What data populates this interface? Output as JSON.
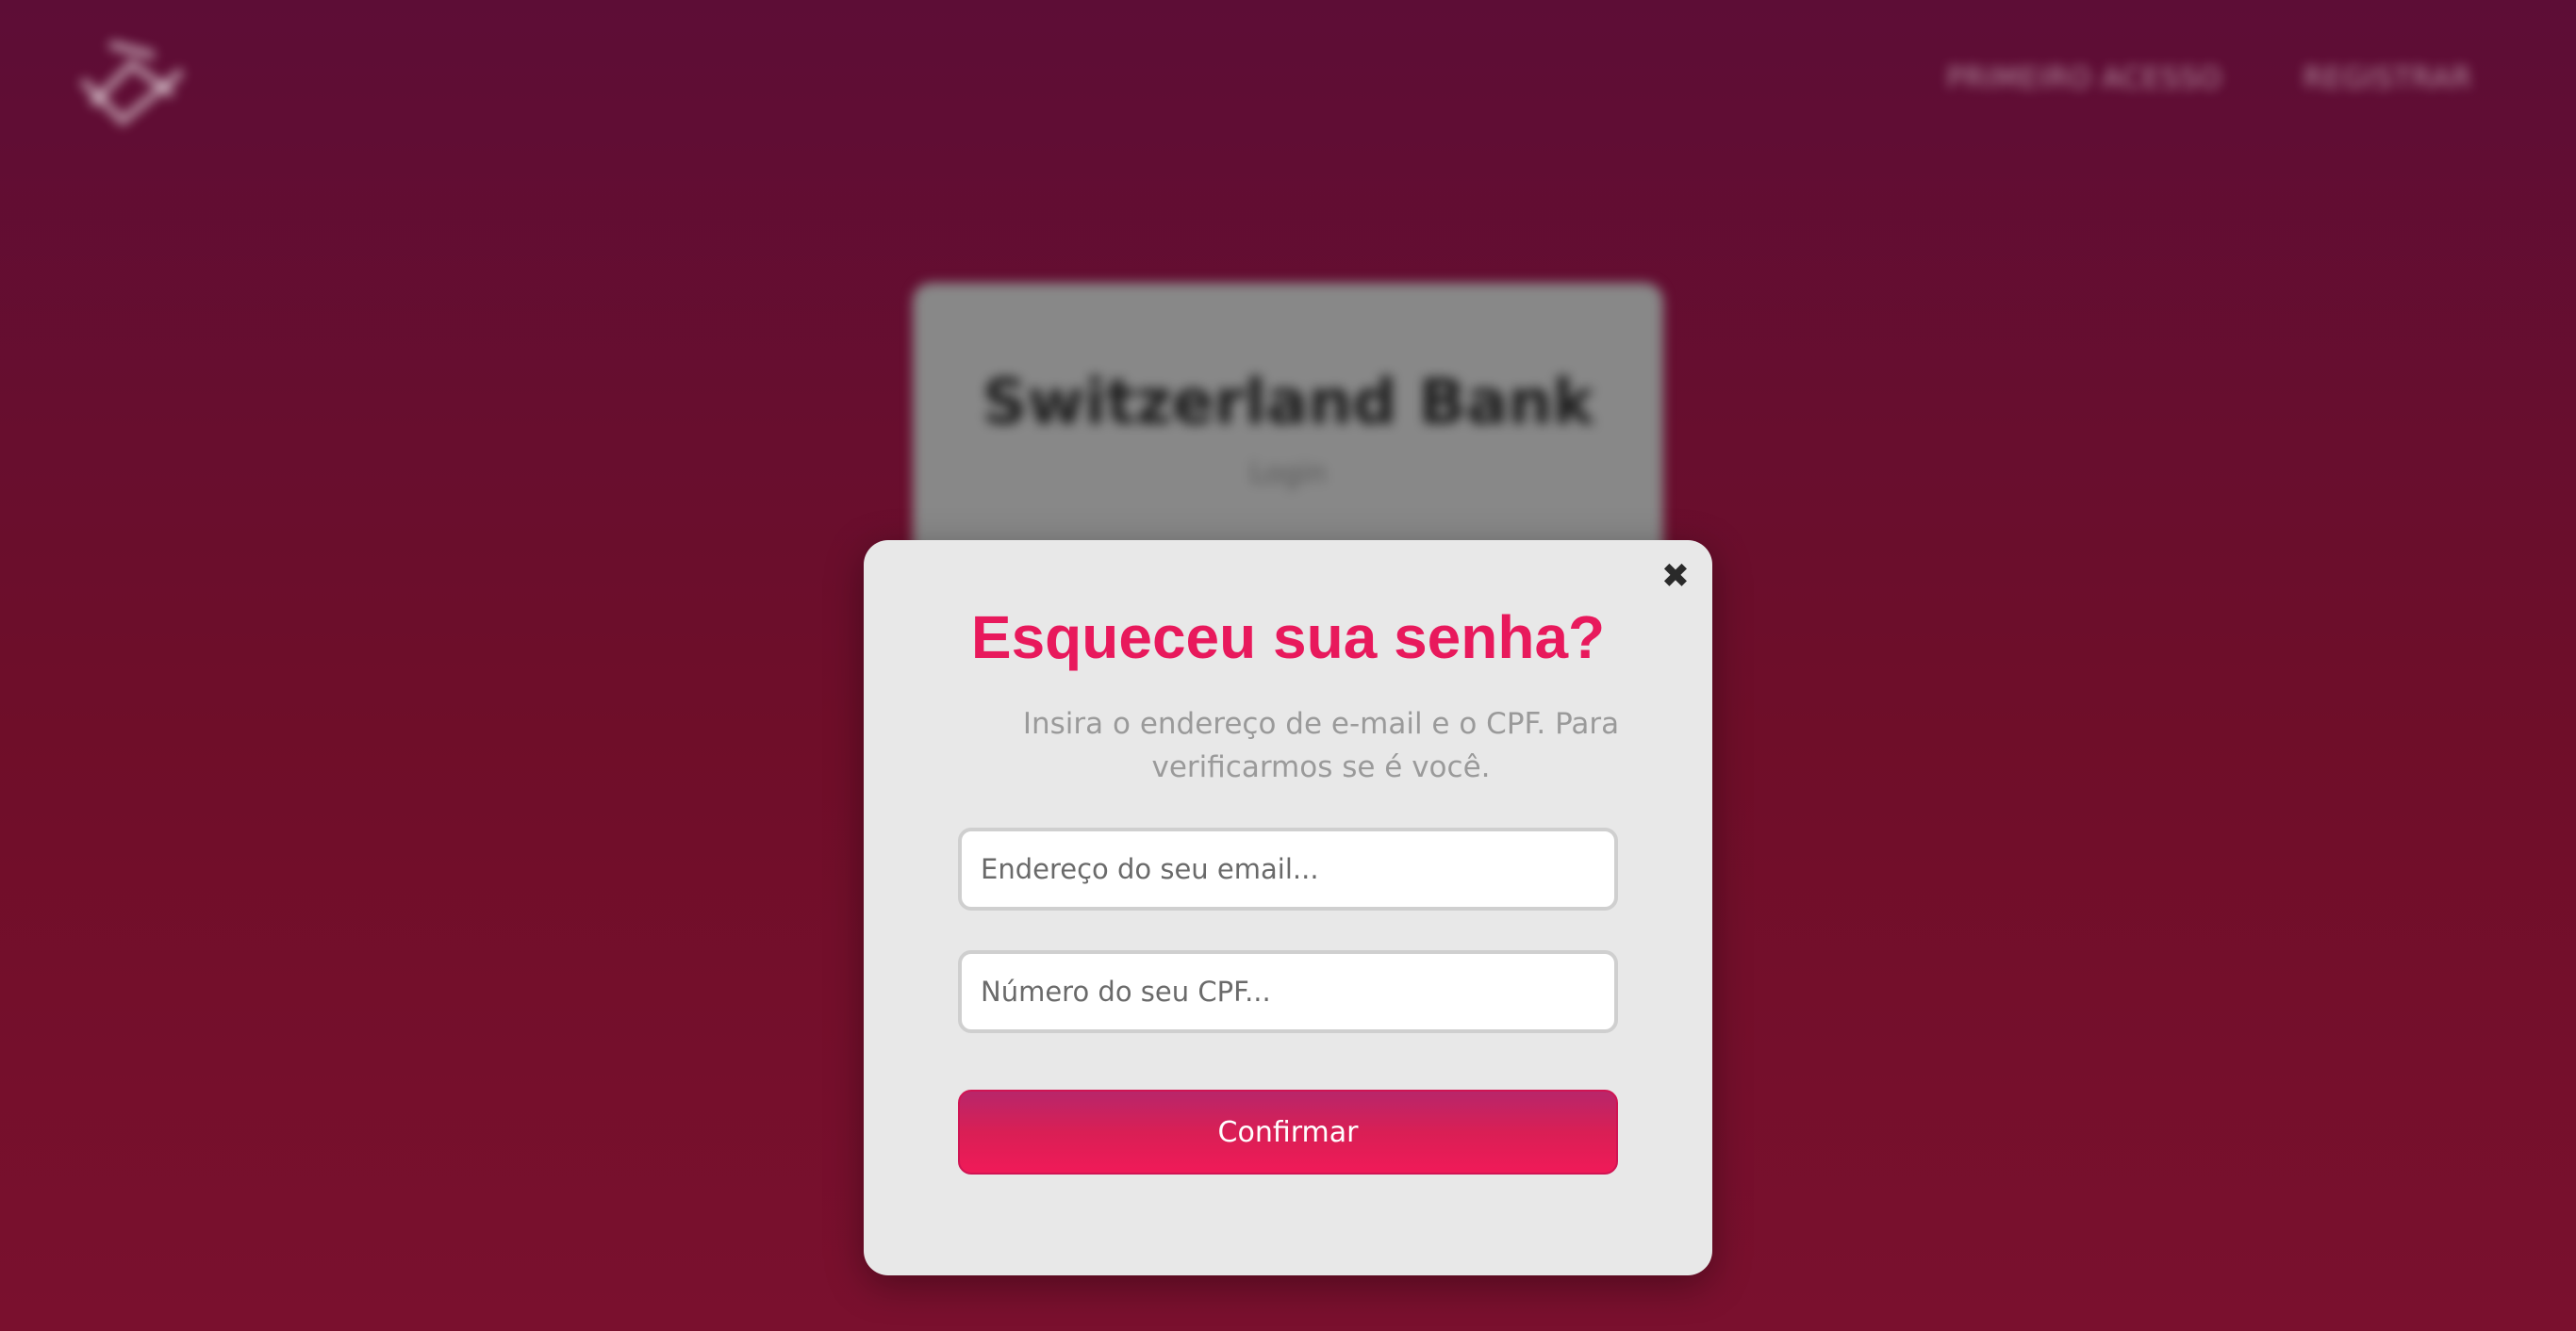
{
  "background": {
    "nav": {
      "links": [
        "PRIMEIRO ACESSO",
        "REGISTRAR"
      ]
    },
    "card": {
      "title": "Switzerland Bank",
      "subtitle": "Login"
    }
  },
  "modal": {
    "close_icon": "close-icon",
    "close_glyph": "✖",
    "title": "Esqueceu sua senha?",
    "description": "Insira o endereço de e-mail e o CPF. Para verificarmos se é você.",
    "email": {
      "placeholder": "Endereço do seu email...",
      "value": ""
    },
    "cpf": {
      "placeholder": "Número do seu CPF...",
      "value": ""
    },
    "confirm_label": "Confirmar"
  },
  "colors": {
    "accent": "#e8195c",
    "background_top": "#5d0d36",
    "background_bottom": "#7a102e",
    "modal_bg": "#e8e8e8"
  }
}
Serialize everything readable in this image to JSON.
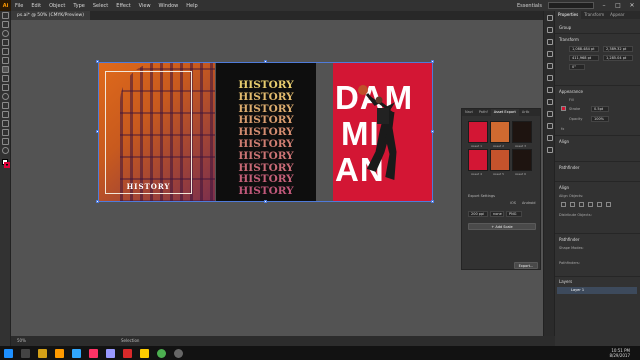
{
  "app": {
    "logo": "Ai",
    "menu": [
      "File",
      "Edit",
      "Object",
      "Type",
      "Select",
      "Effect",
      "View",
      "Window",
      "Help"
    ],
    "workspace": "Essentials"
  },
  "document_tab": "ps.ai* @ 50% (CMYK/Preview)",
  "artboards": {
    "colosseum": {
      "title": "HISTORY"
    },
    "history_list": {
      "lines": [
        "HISTORY",
        "HISTORY",
        "HISTORY",
        "HISTORY",
        "HISTORY",
        "HISTORY",
        "HISTORY",
        "HISTORY",
        "HISTORY",
        "HISTORY"
      ],
      "colors": [
        "#e8cd6e",
        "#e2bb6e",
        "#dcac6e",
        "#d89c6e",
        "#d48c70",
        "#d07e72",
        "#cc7474",
        "#c86a76",
        "#c46078",
        "#c0587a"
      ]
    },
    "damian": {
      "word_top": "DAM",
      "word_mid": "MI",
      "word_bot": "AN"
    }
  },
  "asset_panel": {
    "tabs": [
      "Navi",
      "Pathf",
      "Asset Export",
      "Artb"
    ],
    "assets": [
      {
        "label": "Asset 1",
        "color": "#d31634"
      },
      {
        "label": "Asset 2",
        "color": "#d06a30"
      },
      {
        "label": "Asset 3",
        "color": "#1e1410"
      },
      {
        "label": "Asset 4",
        "color": "#d31634"
      },
      {
        "label": "Asset 5",
        "color": "#c4532c"
      },
      {
        "label": "Asset 6",
        "color": "#1e1410"
      }
    ],
    "export_settings_label": "Export Settings",
    "ios_label": "iOS",
    "android_label": "Android",
    "scale_value": "200 ppi",
    "suffix_value": "none",
    "format_value": "PNG",
    "add_scale_label": "+ Add Scale",
    "export_button": "Export..."
  },
  "properties": {
    "tabs": [
      "Properties",
      "Transform",
      "Appear"
    ],
    "section_group": "Group",
    "section_transform": "Transform",
    "x_value": "1,088.484 pt",
    "y_value": "411,968 pt",
    "w_value": "2,389.32 pt",
    "h_value": "1,285.04 pt",
    "angle_value": "0°",
    "section_appearance": "Appearance",
    "fill_label": "Fill",
    "stroke_label": "Stroke",
    "stroke_value": "0.5pt",
    "opacity_label": "Opacity",
    "opacity_value": "100%",
    "fx_label": "fx",
    "section_align": "Align",
    "section_pathfinder": "Pathfinder",
    "section_align2": "Align",
    "align_objects_label": "Align Objects:",
    "distribute_label": "Distribute Objects:",
    "section_pathfinder2": "Pathfinder",
    "shape_modes": "Shape Modes:",
    "pathfinders": "Pathfinders:",
    "section_layers": "Layers",
    "layer_name": "Layer 1"
  },
  "status": {
    "zoom": "50%",
    "mode": "Selection"
  },
  "taskbar": {
    "time": "10:51 PM",
    "date": "8/29/2017"
  }
}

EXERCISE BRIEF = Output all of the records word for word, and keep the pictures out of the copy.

ANSWER SECTION =
What data populates this interface? Output as JSON.
{
  "background": {
    "nav": {
      "links": [
        "PRIMEIRO ACESSO",
        "REGISTRAR"
      ]
    },
    "card": {
      "title": "Switzerland Bank",
      "subtitle": "Login"
    }
  },
  "modal": {
    "close_icon": "close-icon",
    "close_glyph": "✖",
    "title": "Esqueceu sua senha?",
    "description": "Insira o endereço de e-mail e o CPF. Para verificarmos se é você.",
    "email": {
      "placeholder": "Endereço do seu email...",
      "value": ""
    },
    "cpf": {
      "placeholder": "Número do seu CPF...",
      "value": ""
    },
    "confirm_label": "Confirmar"
  },
  "colors": {
    "accent": "#e8195c",
    "background_top": "#5d0d36",
    "background_bottom": "#7a102e",
    "modal_bg": "#e8e8e8"
  }
}
Serialize everything readable in this image to JSON.
{
  "app": {
    "logo": "Ai",
    "menu": [
      "File",
      "Edit",
      "Object",
      "Type",
      "Select",
      "Effect",
      "View",
      "Window",
      "Help"
    ],
    "workspace": "Essentials"
  },
  "document_tab": "ps.ai* @ 50% (CMYK/Preview)",
  "artboards": {
    "colosseum": {
      "title": "HISTORY"
    },
    "history_list": {
      "lines": [
        "HISTORY",
        "HISTORY",
        "HISTORY",
        "HISTORY",
        "HISTORY",
        "HISTORY",
        "HISTORY",
        "HISTORY",
        "HISTORY",
        "HISTORY"
      ],
      "colors": [
        "#e8cd6e",
        "#e2bb6e",
        "#dcac6e",
        "#d89c6e",
        "#d48c70",
        "#d07e72",
        "#cc7474",
        "#c86a76",
        "#c46078",
        "#c0587a"
      ]
    },
    "damian": {
      "word_top": "DAM",
      "word_mid": "MI",
      "word_bot": "AN"
    }
  },
  "asset_panel": {
    "tabs": [
      "Navi",
      "Pathf",
      "Asset Export",
      "Artb"
    ],
    "assets": [
      {
        "label": "Asset 1",
        "color": "#d31634"
      },
      {
        "label": "Asset 2",
        "color": "#d06a30"
      },
      {
        "label": "Asset 3",
        "color": "#1e1410"
      },
      {
        "label": "Asset 4",
        "color": "#d31634"
      },
      {
        "label": "Asset 5",
        "color": "#c4532c"
      },
      {
        "label": "Asset 6",
        "color": "#1e1410"
      }
    ],
    "export_settings_label": "Export Settings",
    "ios_label": "iOS",
    "android_label": "Android",
    "scale_value": "200 ppi",
    "suffix_value": "none",
    "format_value": "PNG",
    "add_scale_label": "+ Add Scale",
    "export_button": "Export..."
  },
  "properties": {
    "tabs": [
      "Properties",
      "Transform",
      "Appear"
    ],
    "section_group": "Group",
    "section_transform": "Transform",
    "x_value": "1,088.484 pt",
    "y_value": "411,968 pt",
    "w_value": "2,389.32 pt",
    "h_value": "1,285.04 pt",
    "angle_value": "0°",
    "section_appearance": "Appearance",
    "fill_label": "Fill",
    "stroke_label": "Stroke",
    "stroke_value": "0.5pt",
    "opacity_label": "Opacity",
    "opacity_value": "100%",
    "fx_label": "fx",
    "section_align": "Align",
    "section_pathfinder": "Pathfinder",
    "section_align2": "Align",
    "align_objects_label": "Align Objects:",
    "distribute_label": "Distribute Objects:",
    "section_pathfinder2": "Pathfinder",
    "shape_modes": "Shape Modes:",
    "pathfinders": "Pathfinders:",
    "section_layers": "Layers",
    "layer_name": "Layer 1"
  },
  "status": {
    "zoom": "50%",
    "mode": "Selection"
  },
  "taskbar": {
    "time": "10:51 PM",
    "date": "8/29/2017"
  }
}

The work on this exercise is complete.